Hughes Garners Best of Show, Gold Brush; Keiler Takes Home 4 Silver, 7 Bronze Prizes
BOSTON–Cronin & Co. walked away with the most honors at the Advertising Club of Connecticut’s 44th annual awards show last week.
Of the 455 entries, 97 were honored at a ceremony at the West Hartford Town Hall. Cronin in Glastonbury won two gold, seven silver and 12 bronze awards as well as the Gold Pen for copywriting. Mintz & Hoke in Avon followed with 20 prizes, five of them gold. Keiler & Co. in Farmington carried off four silver and seven bronze awards.
The Hughes Agency won best of show for a print campaign created for MTX Paging Products’ Beepwear, a line of watches that double as digital paging systems. The tiny Norwalk shop also took home the Gold Brush award for best art direction and a gold in the outdoor and transit category for MTX, a joint venture between Motorola and Timex. David Grigg acted as both creative director and art director on the campaign, and Jeannie Credidio was the copywriter.

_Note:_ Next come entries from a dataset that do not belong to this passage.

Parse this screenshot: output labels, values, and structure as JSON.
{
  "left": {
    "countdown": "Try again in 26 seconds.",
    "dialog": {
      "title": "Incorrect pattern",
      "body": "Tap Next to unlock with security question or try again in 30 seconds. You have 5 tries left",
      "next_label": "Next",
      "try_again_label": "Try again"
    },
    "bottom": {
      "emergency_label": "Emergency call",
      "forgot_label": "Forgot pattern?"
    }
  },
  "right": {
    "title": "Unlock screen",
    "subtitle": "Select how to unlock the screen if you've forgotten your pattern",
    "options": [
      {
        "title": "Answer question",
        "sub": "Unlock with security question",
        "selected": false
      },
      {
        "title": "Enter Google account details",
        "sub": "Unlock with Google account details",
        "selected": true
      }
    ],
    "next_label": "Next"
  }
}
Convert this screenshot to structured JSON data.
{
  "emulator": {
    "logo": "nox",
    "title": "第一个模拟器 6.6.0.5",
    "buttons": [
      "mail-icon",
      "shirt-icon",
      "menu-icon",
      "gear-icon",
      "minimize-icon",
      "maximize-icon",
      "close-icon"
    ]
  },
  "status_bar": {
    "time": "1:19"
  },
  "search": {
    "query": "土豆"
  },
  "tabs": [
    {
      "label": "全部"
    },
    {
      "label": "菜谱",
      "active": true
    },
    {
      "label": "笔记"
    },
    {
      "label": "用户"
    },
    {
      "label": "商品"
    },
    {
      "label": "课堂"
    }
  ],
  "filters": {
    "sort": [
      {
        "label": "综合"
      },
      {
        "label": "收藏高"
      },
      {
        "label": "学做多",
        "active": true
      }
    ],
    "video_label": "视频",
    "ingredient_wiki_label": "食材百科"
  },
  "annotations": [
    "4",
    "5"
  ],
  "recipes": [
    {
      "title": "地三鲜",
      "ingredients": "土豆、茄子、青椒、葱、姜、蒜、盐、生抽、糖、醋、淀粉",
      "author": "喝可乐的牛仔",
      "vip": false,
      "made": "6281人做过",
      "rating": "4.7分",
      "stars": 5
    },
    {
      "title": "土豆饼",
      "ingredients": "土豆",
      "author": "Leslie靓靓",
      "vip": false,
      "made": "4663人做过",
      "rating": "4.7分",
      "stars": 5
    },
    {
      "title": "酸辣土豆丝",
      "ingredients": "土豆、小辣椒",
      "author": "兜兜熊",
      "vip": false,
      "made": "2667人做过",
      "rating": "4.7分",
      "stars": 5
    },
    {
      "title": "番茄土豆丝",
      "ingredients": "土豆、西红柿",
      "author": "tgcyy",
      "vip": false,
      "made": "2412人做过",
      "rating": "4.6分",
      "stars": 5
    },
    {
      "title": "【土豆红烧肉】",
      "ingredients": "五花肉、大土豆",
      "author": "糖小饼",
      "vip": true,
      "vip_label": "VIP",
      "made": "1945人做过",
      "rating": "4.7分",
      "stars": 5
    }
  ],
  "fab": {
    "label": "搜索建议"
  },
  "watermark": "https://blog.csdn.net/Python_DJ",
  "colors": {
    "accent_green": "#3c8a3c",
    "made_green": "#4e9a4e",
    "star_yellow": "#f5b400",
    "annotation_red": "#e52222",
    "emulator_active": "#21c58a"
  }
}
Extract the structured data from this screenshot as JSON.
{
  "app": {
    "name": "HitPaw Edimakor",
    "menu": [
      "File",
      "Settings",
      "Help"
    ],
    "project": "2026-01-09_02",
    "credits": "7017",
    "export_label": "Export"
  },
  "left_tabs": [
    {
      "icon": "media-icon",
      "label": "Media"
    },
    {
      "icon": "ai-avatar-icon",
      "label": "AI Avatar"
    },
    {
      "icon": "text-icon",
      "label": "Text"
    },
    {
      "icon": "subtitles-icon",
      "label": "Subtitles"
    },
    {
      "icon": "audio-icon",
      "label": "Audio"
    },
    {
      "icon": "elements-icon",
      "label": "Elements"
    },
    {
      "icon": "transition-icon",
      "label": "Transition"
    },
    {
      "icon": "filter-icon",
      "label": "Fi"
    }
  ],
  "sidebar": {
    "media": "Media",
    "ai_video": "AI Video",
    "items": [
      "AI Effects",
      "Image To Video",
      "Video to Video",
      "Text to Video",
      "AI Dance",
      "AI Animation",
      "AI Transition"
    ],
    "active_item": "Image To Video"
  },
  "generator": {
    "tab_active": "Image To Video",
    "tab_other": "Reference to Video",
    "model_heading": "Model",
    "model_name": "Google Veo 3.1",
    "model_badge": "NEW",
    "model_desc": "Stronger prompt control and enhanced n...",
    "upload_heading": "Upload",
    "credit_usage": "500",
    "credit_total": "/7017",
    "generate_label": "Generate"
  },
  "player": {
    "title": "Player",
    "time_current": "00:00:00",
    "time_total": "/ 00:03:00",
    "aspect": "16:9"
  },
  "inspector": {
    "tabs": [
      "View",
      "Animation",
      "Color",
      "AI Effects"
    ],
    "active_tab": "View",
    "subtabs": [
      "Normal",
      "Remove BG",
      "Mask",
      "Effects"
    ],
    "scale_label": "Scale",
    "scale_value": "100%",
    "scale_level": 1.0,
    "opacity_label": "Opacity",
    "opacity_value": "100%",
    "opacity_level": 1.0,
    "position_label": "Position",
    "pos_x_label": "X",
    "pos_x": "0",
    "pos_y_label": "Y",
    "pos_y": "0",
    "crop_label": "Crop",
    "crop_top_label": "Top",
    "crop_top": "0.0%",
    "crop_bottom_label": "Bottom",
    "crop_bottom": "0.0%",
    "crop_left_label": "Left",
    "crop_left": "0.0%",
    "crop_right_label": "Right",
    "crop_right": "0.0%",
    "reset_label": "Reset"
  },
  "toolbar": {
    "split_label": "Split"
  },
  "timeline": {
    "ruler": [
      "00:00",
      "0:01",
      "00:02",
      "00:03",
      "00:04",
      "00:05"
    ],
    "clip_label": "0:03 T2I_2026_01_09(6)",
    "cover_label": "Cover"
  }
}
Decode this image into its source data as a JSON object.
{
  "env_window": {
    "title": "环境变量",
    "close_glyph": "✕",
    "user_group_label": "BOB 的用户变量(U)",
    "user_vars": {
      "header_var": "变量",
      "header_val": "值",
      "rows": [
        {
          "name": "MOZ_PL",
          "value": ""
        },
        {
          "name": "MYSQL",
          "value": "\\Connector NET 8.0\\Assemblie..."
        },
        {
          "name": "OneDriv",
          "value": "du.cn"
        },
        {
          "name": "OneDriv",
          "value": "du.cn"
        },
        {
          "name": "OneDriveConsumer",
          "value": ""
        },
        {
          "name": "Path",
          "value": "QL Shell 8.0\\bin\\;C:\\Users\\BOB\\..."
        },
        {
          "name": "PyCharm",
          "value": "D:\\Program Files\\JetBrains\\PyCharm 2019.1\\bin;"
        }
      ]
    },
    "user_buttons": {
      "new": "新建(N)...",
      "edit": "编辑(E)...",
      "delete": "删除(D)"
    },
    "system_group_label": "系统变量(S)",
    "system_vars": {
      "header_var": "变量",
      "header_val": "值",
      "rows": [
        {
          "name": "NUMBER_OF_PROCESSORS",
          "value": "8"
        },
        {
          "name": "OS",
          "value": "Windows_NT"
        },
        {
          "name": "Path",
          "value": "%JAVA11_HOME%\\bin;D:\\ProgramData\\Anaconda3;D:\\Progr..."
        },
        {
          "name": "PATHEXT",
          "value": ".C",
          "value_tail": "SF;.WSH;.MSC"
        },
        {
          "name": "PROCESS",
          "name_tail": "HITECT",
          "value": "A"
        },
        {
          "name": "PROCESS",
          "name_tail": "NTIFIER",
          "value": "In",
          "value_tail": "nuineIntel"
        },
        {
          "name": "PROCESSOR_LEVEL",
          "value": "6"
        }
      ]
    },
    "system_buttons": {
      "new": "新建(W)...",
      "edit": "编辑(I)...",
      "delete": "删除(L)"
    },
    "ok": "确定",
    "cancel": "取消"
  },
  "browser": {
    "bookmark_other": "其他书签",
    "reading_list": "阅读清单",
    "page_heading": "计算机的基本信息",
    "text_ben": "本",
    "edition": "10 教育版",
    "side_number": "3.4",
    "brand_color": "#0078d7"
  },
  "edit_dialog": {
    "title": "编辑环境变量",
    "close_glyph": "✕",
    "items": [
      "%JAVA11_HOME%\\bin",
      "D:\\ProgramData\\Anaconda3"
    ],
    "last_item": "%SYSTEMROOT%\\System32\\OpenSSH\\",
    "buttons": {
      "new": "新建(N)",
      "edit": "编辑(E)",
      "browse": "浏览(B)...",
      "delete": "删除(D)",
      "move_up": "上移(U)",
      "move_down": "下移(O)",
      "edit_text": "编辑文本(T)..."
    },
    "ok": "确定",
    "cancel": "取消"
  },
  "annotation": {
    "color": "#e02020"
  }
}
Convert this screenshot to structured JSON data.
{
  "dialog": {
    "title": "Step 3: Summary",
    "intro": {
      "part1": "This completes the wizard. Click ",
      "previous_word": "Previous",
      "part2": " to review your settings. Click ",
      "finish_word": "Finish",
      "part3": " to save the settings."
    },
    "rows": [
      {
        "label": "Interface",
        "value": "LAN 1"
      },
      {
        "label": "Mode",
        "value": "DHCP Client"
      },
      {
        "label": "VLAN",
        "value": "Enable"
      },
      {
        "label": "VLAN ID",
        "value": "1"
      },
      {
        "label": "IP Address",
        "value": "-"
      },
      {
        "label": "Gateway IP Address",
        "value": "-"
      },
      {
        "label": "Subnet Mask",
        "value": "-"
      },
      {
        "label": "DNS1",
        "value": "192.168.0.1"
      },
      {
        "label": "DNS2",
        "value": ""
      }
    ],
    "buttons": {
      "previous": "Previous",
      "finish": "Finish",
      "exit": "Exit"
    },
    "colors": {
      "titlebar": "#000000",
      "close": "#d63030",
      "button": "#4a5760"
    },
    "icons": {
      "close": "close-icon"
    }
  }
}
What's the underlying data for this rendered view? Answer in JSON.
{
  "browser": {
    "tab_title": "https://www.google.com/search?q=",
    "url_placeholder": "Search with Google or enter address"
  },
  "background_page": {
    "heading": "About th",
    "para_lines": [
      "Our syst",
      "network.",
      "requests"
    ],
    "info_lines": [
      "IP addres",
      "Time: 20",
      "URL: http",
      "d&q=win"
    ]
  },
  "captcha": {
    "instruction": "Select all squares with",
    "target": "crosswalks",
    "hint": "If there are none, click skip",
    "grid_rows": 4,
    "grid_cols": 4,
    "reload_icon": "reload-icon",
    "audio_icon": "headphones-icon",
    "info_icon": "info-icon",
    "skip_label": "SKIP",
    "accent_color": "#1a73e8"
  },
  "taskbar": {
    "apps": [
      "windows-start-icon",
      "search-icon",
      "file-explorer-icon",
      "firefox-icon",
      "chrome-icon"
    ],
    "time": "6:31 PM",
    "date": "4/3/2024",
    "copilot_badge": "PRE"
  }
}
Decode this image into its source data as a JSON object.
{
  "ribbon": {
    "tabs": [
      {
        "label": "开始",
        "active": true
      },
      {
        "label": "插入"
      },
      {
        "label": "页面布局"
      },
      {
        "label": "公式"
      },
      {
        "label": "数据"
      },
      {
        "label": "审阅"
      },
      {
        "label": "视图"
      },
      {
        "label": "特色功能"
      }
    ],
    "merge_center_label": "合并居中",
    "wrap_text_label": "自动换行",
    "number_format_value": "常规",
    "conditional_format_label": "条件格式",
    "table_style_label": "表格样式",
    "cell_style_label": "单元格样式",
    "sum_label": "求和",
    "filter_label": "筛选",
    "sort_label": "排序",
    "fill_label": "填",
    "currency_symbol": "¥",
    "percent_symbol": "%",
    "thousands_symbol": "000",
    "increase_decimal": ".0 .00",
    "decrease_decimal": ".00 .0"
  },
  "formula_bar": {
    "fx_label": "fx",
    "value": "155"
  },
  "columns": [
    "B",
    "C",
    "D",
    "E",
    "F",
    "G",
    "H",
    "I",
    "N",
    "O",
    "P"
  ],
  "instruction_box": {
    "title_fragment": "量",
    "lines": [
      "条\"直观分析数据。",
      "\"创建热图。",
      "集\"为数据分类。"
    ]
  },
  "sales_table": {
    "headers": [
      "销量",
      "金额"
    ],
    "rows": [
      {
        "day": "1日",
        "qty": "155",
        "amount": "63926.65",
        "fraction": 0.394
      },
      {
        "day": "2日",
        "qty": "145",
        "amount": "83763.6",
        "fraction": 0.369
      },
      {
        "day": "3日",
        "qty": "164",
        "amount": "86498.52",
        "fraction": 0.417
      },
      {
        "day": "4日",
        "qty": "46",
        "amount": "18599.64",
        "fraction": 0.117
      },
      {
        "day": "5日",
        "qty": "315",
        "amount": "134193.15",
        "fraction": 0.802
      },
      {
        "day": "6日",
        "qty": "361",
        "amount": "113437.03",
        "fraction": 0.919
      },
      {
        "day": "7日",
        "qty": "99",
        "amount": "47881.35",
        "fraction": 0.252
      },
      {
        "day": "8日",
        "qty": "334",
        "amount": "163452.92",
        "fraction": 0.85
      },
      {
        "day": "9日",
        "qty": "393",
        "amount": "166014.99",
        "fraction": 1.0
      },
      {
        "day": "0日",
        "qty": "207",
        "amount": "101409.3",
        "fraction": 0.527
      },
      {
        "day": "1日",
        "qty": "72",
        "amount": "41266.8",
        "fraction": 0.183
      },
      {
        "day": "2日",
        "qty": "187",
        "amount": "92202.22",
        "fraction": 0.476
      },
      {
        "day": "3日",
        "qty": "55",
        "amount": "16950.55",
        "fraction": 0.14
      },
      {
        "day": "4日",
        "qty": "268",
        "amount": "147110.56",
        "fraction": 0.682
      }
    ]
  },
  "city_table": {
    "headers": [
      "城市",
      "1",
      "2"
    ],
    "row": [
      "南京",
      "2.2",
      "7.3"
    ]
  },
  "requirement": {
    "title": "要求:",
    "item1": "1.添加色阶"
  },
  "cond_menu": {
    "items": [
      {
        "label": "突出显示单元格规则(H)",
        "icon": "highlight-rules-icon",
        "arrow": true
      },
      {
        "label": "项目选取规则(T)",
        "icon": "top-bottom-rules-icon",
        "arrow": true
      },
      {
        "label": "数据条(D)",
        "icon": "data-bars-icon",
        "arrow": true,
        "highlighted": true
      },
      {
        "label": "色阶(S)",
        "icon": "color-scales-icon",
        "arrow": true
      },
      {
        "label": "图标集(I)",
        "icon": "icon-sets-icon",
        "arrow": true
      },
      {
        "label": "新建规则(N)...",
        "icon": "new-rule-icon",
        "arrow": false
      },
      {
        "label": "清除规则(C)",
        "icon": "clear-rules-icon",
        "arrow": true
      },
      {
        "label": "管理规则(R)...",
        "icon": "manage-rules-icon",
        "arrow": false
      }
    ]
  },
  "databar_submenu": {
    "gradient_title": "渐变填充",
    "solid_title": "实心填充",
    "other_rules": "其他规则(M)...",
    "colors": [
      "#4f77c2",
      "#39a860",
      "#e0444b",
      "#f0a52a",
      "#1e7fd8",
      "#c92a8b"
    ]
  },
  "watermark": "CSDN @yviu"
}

Judge Nancy Harhut, a vice president and creative director for the direct marketing division of Mullen in Wenham, Mass., said the decision to award the Beepwear work was “fairly unanimous. All of the judges took to the campaign, and when it came time to award the best of show, everyone gravitated to it.”
In the point-of-purchase category, Promotional Industries in East Hartford was awarded the gold prize for client Be Puzzled.
Wondriska Russo Associates in Farmington earned the top award in the annual report category for the 1997 annual report of the Museum of Fine Arts in Boston.
The judges included Harhut; Tom Rothermel, creative director at RDW Group in Providence, R.I.; Derrick Ogilvie, a copywriter at Hill, Holliday, Connors, Cosmopulos in Boston; Stuart D’Rozario, vice president and associate creative director at Arnold Communications in Boston; John Stertz, executive vice president and creative director at The Fahlgren Agency in Dublin, Ohio; and Michael Edwards, associate creative director at Dorland, Sweeney & Jones in Philadelphia.
The Connecticut region “had a nice showing,” Harhut commented. “The entries were stronger in the print area. There were some very strong print with nice graphics and intriguing headlines.”
Unlike last year’s invitation, a pop-up pencil that invited recipients to “see how your stuff measures up” and caused a mild uproar, this year’s invitation was a red-and-yellow-colored play on a job application to a fast-food chain.
The cover reads, “After this year’s Ad Club awards, you may be in line for a new position.” The inside provided details on the ceremony along with a mock employment application to “Burger Queen.